Strengthening Cooperation on Security
The National Assembly approved a Presidential Decree authorizing the entry of ships, aircraft, and foreign military personnel to exchange experiences, strengthen the fight against drug trafficking and carry out humanitarian missions. The decree authorizes the entry of troops from Mexico, the Russian Federation, the United States, Venezuela, Cuba, the Dominican Republic, and Central American countries for a six-month period starting January 1st, 2023. (Nicaragua News, 14 Nov. 2022)
Nicaragua Advocates at COP27 to Strengthen Climate Justice

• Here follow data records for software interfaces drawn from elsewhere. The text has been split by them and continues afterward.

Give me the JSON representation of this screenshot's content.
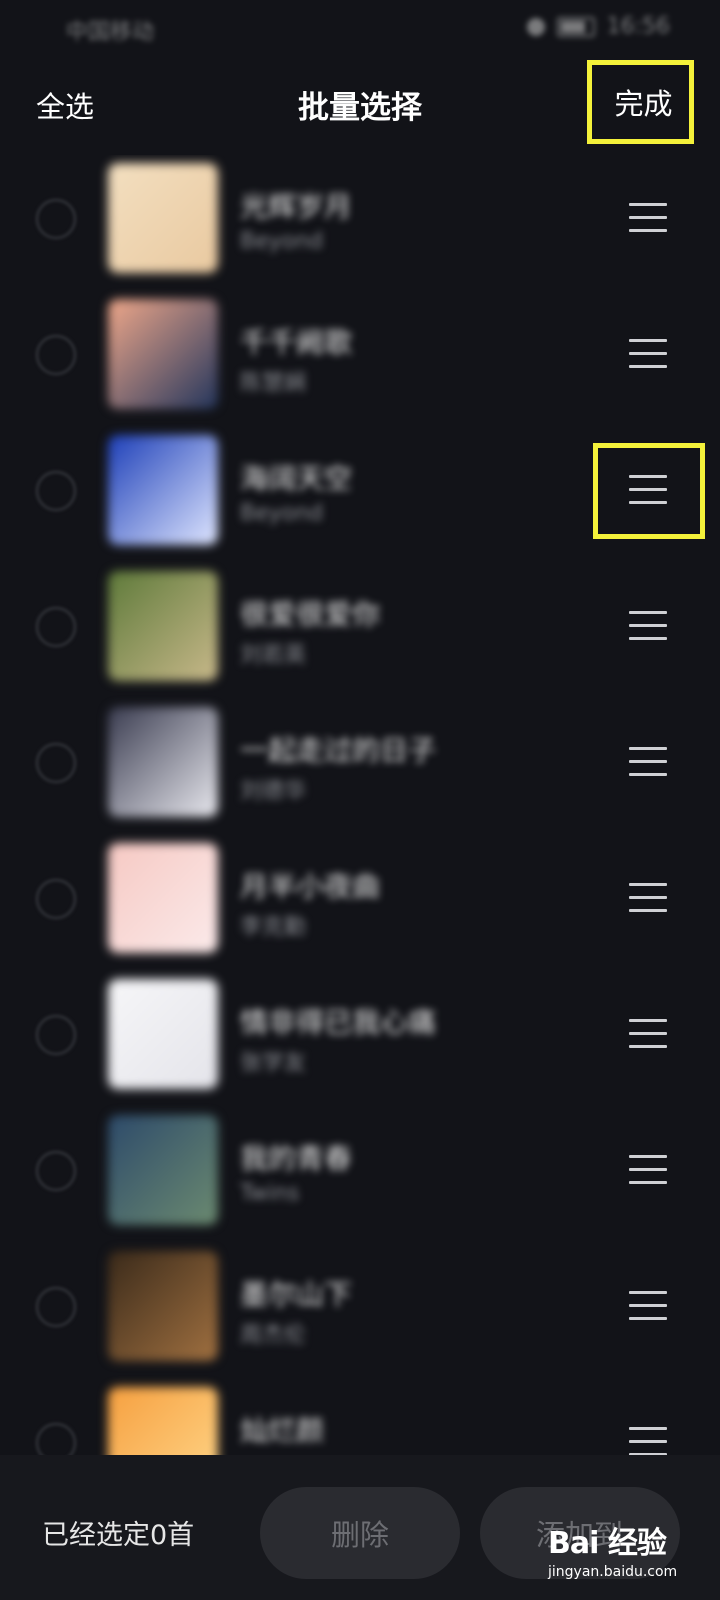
{
  "status_bar": {
    "carrier": "中国移动",
    "time": "16:56"
  },
  "header": {
    "select_all": "全选",
    "title": "批量选择",
    "done": "完成"
  },
  "songs": [
    {
      "title": "光辉岁月",
      "artist": "Beyond",
      "cover": [
        "#f3dfc0",
        "#e9c9a0"
      ]
    },
    {
      "title": "千千阙歌",
      "artist": "陈慧娴",
      "cover": [
        "#f0a88a",
        "#23355c"
      ]
    },
    {
      "title": "海阔天空",
      "artist": "Beyond",
      "cover": [
        "#1d3fb8",
        "#dfe6ff"
      ]
    },
    {
      "title": "很爱很爱你",
      "artist": "刘若英",
      "cover": [
        "#5e7a3a",
        "#c8b88a"
      ]
    },
    {
      "title": "一起走过的日子",
      "artist": "刘德华",
      "cover": [
        "#3a3c50",
        "#e8e8ee"
      ]
    },
    {
      "title": "月半小夜曲",
      "artist": "李克勤",
      "cover": [
        "#f6c9c3",
        "#fbeaea"
      ]
    },
    {
      "title": "情非得已我心痛",
      "artist": "张学友",
      "cover": [
        "#f6f6f8",
        "#e4e4ea"
      ]
    },
    {
      "title": "我的青春",
      "artist": "Twins",
      "cover": [
        "#2d4a6a",
        "#6b8a70"
      ]
    },
    {
      "title": "墨尔山下",
      "artist": "周杰伦",
      "cover": [
        "#3a2a1a",
        "#a07040"
      ]
    },
    {
      "title": "灿烂颜",
      "artist": "",
      "cover": [
        "#f6a040",
        "#ffd78a"
      ]
    }
  ],
  "bottom_bar": {
    "selected_count": "已经选定0首",
    "delete": "删除",
    "add_to": "添加到"
  },
  "watermark": {
    "logo": "Bai 经验",
    "url": "jingyan.baidu.com"
  },
  "colors": {
    "background": "#121318",
    "highlight": "#f4f13a"
  }
}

Nicaragua supports strengthening climate justice with a reparation policy based on the principle of common responsibilities. In a message to the 27th Conference of the Parties of the United Nations Framework Convention on Climate Change (COP27) in Egypt, Nicaragua called on developed countries to reduce their emissions by 50 percent by 2030. The communiqué noted that these nations generate emissions of around 50 billion tons of carbon dioxide, which cause concentrations of 420 parts per million and temperature anomalies of 1.1 degrees Celsius. “Nicaragua is the country with the highest frequency of hydrometeorological phenomena [hurricanes, droughts, etc.], which bring economic consequences that exceed our financial capacity to repair the damage and restore the economy,” the text stressed. The most recent hurricane that crossed Nicaragua in the first days of October caused economic losses valued at US$367 million. (Radio La Primerisima, 16 Nov. 2022)

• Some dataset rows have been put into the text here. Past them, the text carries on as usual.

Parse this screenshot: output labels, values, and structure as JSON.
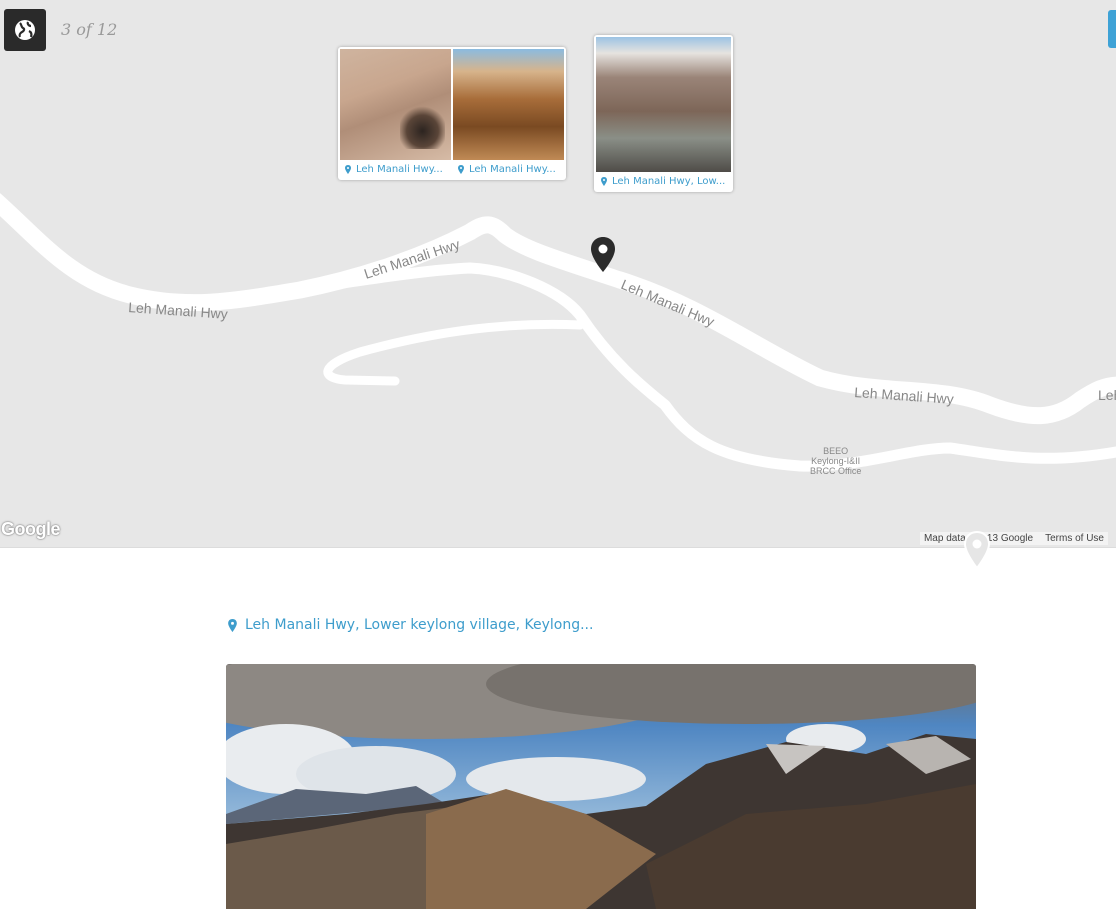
{
  "header": {
    "counter": "3 of 12",
    "globe_icon": "globe-icon"
  },
  "map": {
    "road_labels": [
      "Leh Manali Hwy",
      "Leh Manali Hwy",
      "Leh Manali Hwy",
      "Leh Manali Hwy",
      "Leh"
    ],
    "place_label": "BEEO\nKeylong-I&II\nBRCC Office",
    "google_logo": "Google",
    "attribution": "Map data ©2013 Google",
    "terms": "Terms of Use",
    "colors": {
      "background": "#e7e7e7",
      "road": "#ffffff",
      "accent": "#3e9dcc",
      "marker": "#2b2b2b"
    }
  },
  "photo_clusters": [
    {
      "captions": [
        "Leh Manali Hwy...",
        "Leh Manali Hwy..."
      ]
    },
    {
      "captions": [
        "Leh Manali Hwy, Low..."
      ]
    }
  ],
  "detail": {
    "location": "Leh Manali Hwy, Lower keylong village, Keylong..."
  }
}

Evo Denounces Boric’s Attacks Against Nicaragua
Former president of Bolivia Evo Morales denounced through his Twitter account Chile’s President Gabriel Boric’s recent joining with CIA attacks against Nicaragua. “Allende was overthrown by a bloody coup executed by the US Central Intelligence Agency. We regret that president Gabriel Boric … joins the CIA attacks against Nicaragua,” tweeted former president Evo Morales. (Radio La Primerisima, 11 Nov. 2022)